• What you have to do: All lines from the one containing "Transcribe this image's" down to the final line of the entries below: return them exactly.

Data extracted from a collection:
--*--

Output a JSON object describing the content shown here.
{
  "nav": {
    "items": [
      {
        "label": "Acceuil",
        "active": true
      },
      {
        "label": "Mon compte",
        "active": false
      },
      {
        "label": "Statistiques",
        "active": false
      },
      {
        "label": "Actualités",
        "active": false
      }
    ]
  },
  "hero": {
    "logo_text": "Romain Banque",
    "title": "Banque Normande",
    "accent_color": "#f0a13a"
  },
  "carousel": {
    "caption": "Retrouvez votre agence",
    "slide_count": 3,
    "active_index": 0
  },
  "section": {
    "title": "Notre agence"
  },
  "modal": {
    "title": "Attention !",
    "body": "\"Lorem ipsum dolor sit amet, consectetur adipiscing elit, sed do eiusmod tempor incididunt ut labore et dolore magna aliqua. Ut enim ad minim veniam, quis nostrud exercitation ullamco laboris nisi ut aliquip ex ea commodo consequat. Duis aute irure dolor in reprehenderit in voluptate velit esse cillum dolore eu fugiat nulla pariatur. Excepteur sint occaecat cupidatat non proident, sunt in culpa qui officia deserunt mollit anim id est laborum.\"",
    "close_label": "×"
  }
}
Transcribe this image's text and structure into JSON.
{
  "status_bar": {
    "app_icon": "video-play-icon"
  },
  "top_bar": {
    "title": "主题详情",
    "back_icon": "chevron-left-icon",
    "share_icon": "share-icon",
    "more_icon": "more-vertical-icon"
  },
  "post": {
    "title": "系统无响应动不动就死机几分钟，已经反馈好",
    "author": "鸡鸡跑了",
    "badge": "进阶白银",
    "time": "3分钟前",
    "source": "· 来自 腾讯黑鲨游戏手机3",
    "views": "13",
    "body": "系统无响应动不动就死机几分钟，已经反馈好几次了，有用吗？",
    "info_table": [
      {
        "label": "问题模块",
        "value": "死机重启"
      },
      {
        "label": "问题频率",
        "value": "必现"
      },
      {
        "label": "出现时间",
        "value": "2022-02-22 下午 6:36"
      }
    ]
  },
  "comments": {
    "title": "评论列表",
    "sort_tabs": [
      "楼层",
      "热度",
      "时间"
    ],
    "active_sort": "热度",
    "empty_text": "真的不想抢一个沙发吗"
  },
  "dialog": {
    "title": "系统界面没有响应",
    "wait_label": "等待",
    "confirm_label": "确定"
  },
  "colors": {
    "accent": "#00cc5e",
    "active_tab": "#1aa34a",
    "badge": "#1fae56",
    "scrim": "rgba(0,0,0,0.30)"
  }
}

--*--

• Output:
Transcribe this image's text and structure into JSON.
{
  "status_bar": {
    "app_icon": "video-play-icon"
  },
  "top_bar": {
    "title": "主题详情",
    "back_icon": "chevron-left-icon",
    "share_icon": "share-icon",
    "more_icon": "more-vertical-icon"
  },
  "post": {
    "title": "系统无响应动不动就死机几分钟，已经反馈好",
    "author": "鸡鸡跑了",
    "badge": "进阶白银",
    "time": "3分钟前",
    "source": "· 来自 腾讯黑鲨游戏手机3",
    "views": "13",
    "body": "系统无响应动不动就死机几分钟，已经反馈好几次了，有用吗？",
    "info_table": [
      {
        "label": "问题模块",
        "value": "死机重启"
      },
      {
        "label": "问题频率",
        "value": "必现"
      },
      {
        "label": "出现时间",
        "value": "2022-02-22 下午 6:36"
      }
    ]
  },
  "comments": {
    "title": "评论列表",
    "sort_tabs": [
      "楼层",
      "热度",
      "时间"
    ],
    "active_sort": "热度",
    "empty_text": "真的不想抢一个沙发吗"
  },
  "dialog": {
    "title": "系统界面没有响应",
    "wait_label": "等待",
    "confirm_label": "确定"
  },
  "colors": {
    "accent": "#00cc5e",
    "active_tab": "#1aa34a",
    "badge": "#1fae56",
    "scrim": "rgba(0,0,0,0.30)"
  }
}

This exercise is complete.